>>>
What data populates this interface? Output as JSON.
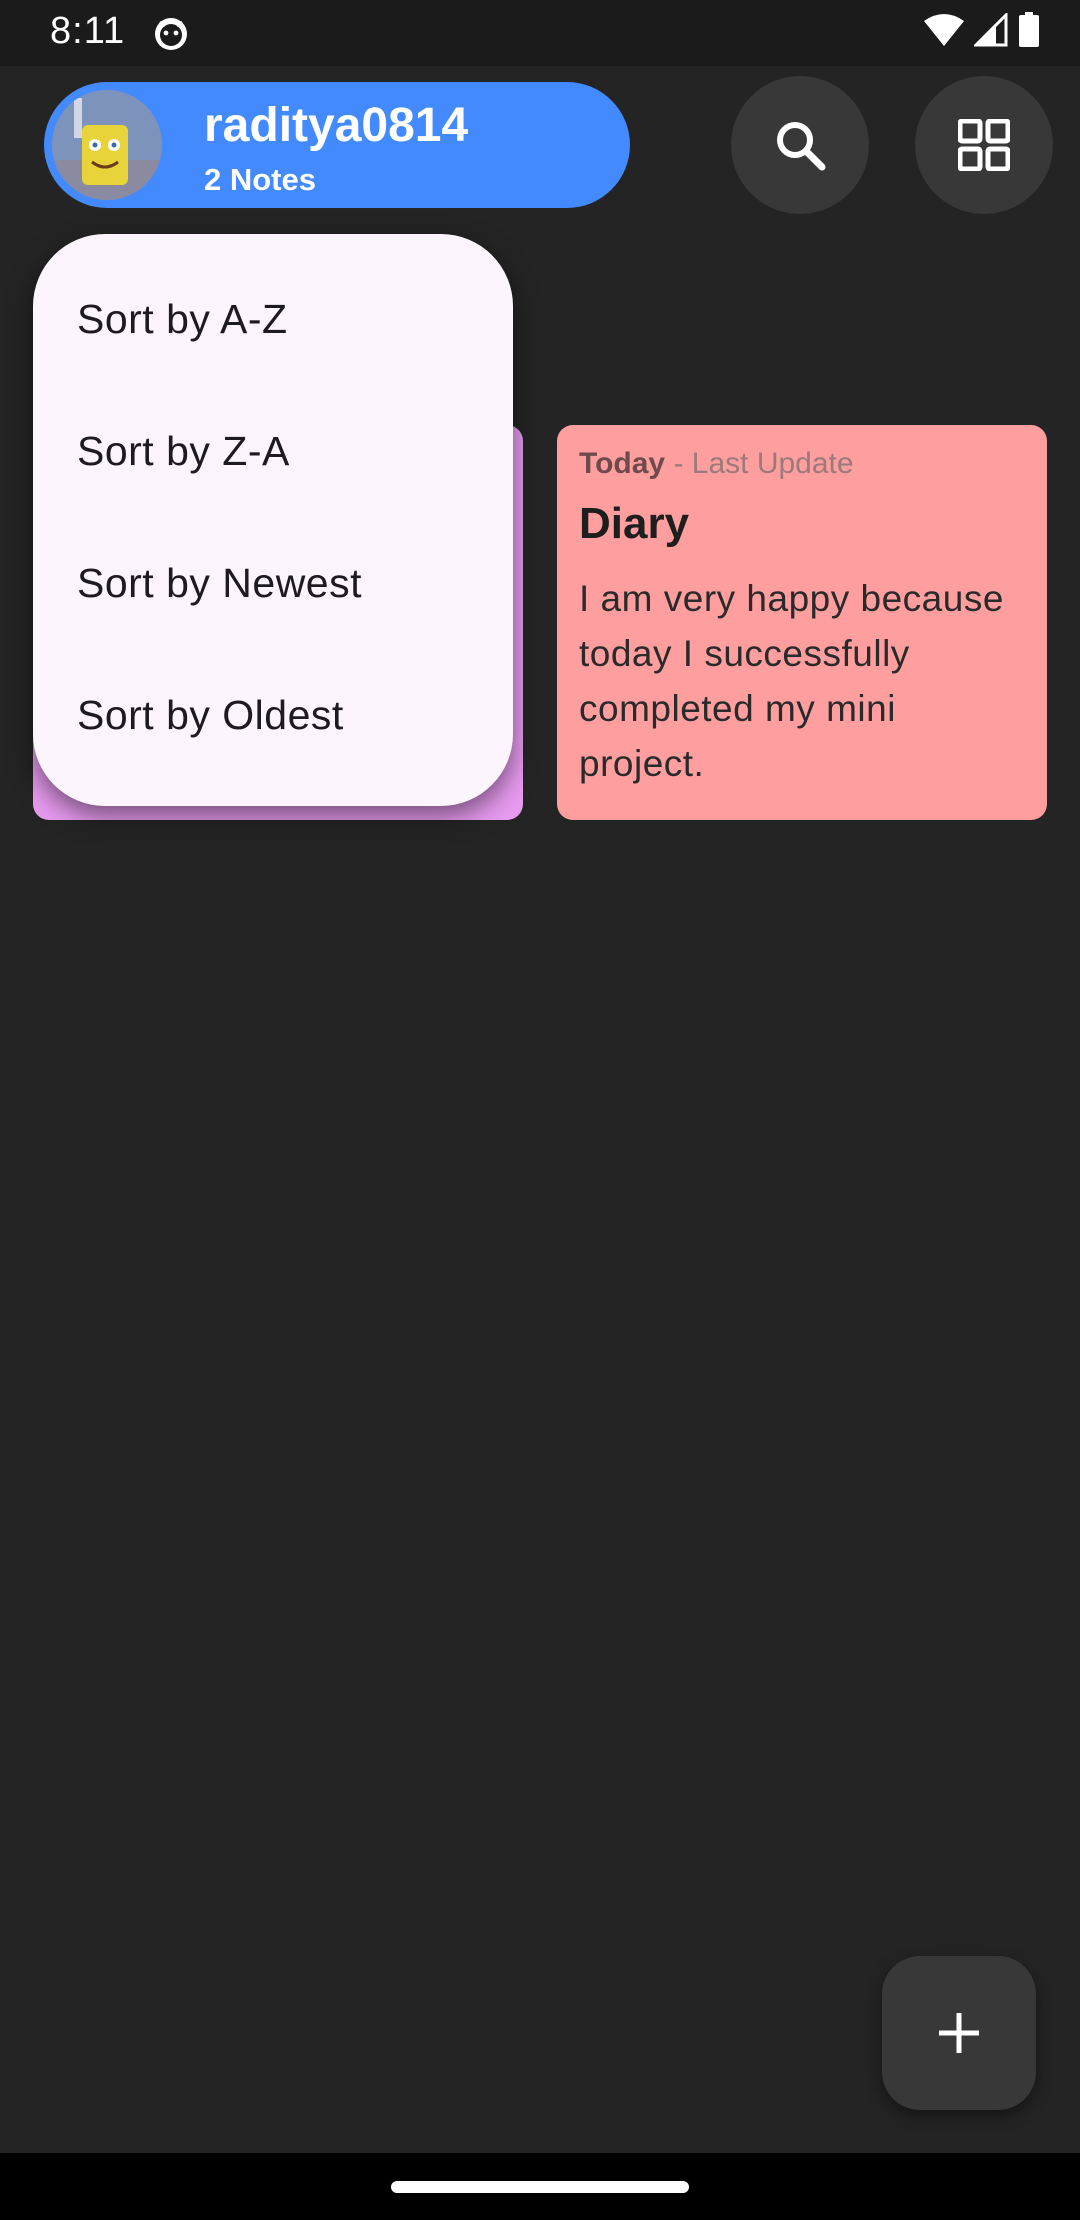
{
  "status_bar": {
    "time": "8:11",
    "icons": [
      "android-debug-icon",
      "wifi-icon",
      "signal-icon",
      "battery-icon"
    ]
  },
  "profile": {
    "username": "raditya0814",
    "notes_count": "2 Notes",
    "pill_color": "#448aff"
  },
  "toolbar": {
    "search_icon": "search-icon",
    "layout_icon": "grid-view-icon"
  },
  "sort_menu": {
    "items": [
      "Sort by A-Z",
      "Sort by Z-A",
      "Sort by Newest",
      "Sort by Oldest"
    ]
  },
  "notes": [
    {
      "color": "#e89bf0"
    },
    {
      "date_label": "Today",
      "date_suffix": " - Last Update",
      "title": "Diary",
      "body": "I am very happy because today I successfully completed my mini project.",
      "color": "#ff9e9e"
    }
  ],
  "fab": {
    "icon": "plus-icon"
  },
  "colors": {
    "background": "#242424",
    "button_bg": "#383838",
    "menu_bg": "#fdf5fd"
  }
}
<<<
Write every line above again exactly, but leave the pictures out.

[Solution]:
What data populates this interface? Output as JSON.
{
  "status_bar": {
    "time": "8:11",
    "icons": [
      "android-debug-icon",
      "wifi-icon",
      "signal-icon",
      "battery-icon"
    ]
  },
  "profile": {
    "username": "raditya0814",
    "notes_count": "2 Notes",
    "pill_color": "#448aff"
  },
  "toolbar": {
    "search_icon": "search-icon",
    "layout_icon": "grid-view-icon"
  },
  "sort_menu": {
    "items": [
      "Sort by A-Z",
      "Sort by Z-A",
      "Sort by Newest",
      "Sort by Oldest"
    ]
  },
  "notes": [
    {
      "color": "#e89bf0"
    },
    {
      "date_label": "Today",
      "date_suffix": " - Last Update",
      "title": "Diary",
      "body": "I am very happy because today I successfully completed my mini project.",
      "color": "#ff9e9e"
    }
  ],
  "fab": {
    "icon": "plus-icon"
  },
  "colors": {
    "background": "#242424",
    "button_bg": "#383838",
    "menu_bg": "#fdf5fd"
  }
}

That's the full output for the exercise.